It matters not, though. That line was as invisible to me then as my mother's ghost is to you now. And the road ahead calls for my attention, with questions of its own. Interesting questions. Confounding questions.

And, yes, some very... difficult questions.

3 Comments:

Greg said...
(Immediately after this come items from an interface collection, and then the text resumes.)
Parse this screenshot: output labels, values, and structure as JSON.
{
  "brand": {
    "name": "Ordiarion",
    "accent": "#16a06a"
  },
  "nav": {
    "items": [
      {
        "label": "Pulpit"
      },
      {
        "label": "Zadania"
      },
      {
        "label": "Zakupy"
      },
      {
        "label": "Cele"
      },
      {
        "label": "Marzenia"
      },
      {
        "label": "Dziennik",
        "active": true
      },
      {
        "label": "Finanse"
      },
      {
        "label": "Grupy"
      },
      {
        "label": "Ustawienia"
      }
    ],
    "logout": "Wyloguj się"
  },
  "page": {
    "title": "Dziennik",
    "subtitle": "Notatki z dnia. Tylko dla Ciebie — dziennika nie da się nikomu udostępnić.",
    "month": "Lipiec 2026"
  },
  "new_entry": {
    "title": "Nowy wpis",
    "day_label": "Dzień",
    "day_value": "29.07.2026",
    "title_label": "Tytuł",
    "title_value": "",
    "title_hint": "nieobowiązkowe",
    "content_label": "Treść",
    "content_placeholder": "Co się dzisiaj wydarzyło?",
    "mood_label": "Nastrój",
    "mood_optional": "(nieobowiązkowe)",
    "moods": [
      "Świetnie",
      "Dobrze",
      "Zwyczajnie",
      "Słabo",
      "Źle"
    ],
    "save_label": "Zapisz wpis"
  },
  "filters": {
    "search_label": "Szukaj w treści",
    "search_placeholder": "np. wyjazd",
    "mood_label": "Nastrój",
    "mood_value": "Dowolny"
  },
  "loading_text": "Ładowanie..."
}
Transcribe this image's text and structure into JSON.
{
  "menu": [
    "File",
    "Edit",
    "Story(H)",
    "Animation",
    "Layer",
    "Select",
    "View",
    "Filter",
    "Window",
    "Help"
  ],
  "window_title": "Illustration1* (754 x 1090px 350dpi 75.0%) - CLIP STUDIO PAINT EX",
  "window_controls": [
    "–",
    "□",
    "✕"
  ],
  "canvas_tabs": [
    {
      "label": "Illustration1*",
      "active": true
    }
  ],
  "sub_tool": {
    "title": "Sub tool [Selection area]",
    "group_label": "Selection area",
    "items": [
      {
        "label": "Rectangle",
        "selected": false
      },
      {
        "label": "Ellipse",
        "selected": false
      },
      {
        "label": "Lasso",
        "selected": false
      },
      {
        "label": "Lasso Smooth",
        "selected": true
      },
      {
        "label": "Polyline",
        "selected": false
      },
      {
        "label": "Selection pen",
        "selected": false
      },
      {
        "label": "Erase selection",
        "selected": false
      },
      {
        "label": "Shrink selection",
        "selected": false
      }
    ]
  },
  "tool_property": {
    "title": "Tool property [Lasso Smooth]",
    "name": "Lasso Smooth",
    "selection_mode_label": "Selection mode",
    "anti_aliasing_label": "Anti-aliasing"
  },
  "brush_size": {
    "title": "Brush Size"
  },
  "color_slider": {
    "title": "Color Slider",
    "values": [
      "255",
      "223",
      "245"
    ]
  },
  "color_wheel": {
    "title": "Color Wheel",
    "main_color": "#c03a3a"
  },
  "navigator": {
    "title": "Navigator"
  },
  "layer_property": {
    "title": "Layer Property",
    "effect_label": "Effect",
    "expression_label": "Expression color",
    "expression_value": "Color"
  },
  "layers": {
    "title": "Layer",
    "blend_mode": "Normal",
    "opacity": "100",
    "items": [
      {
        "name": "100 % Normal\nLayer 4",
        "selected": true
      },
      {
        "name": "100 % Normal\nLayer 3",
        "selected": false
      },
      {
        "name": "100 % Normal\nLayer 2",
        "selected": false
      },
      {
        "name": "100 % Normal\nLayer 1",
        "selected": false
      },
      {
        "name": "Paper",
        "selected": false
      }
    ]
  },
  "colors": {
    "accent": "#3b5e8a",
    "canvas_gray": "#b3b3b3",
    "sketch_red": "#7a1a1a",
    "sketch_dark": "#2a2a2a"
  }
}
Happy New Year! I can imagine that the new year looks quite daunting for you now that you've got a new addition to the family, the next step in Prana Farm's development, and all those little household chores to finish (like the decking!). I'm pretty sure you'll come through it all with shining colours though :)
I like the debate running through today's piece, with the hints at indecision, and the ending that suggests there's something very important hanging in the balance. You manage the tensions in the piece with a deft hand.
The turning point
Derren looked out over the bar. It was nearly midnight on New Year's Eve and the place was packed. Well, packed as Moose Bend Creek with its 57 inhabitants got, which was to say that there was at least one person at each of the tables, and two guys at the bar. Neither of whom he recognised. And one of whom was tapping his glass on his beermat like he was thirsty.
"Get you a drink there, pal?" said Derren, smiling at him.
"Manahttan," said the man, his voice gravelly like the bottom of Moose Bend Creek.
"So what brings you here?" said Derren while he hunted behind the bar for his recipe cards. Most people in town drank either beer or soda-water.
"The New Year," said the man. "This here's the Turning Point, right?"
"Yup, I called it that because here's right about where folks turn back when they realise there's not much but mountains ahead for the next three miles."
"Heh." The man tapped a cigarette out of a packet, and Derren noticed that it was a slim black cylinder with a bright-red end. The man lit that end.
"You turning back then?"
"Nope," said the man. "Turning points have other meanings too, you know?"
"Maybe." Derren found the recipe cards at last and skimmed it, wondering if he actually had any of the ingredients. Olives?
"Yeah, I figure you know better than most."
Derren looked up at that, but the man was smiling, his cigarette smoking in his hand, and his eyes looking beyond Derren at something only he could see.

Iron Bess said...

The turning point came for me late in the year, it has been a doozy. Some great highs, but some serious lows as well. But in November I finally got the courage to submit a piece or two, out there, for the public to read, see, and critque. Now I have become a permanent writer for a magazine. Yippee and Happy New Year to all.

Marc said...

Greg - that's a delightfully intriguing piece. I could see it working as an opening to a much longer piece, but I can also appreciate it on its own like this :)

Iron Bess - this is fantastic and much deserved news! Congrats to you, and all the best in the new year as well.

Feel free to let us know which magazine, by the way. A little self-promotion never hurt anyone :)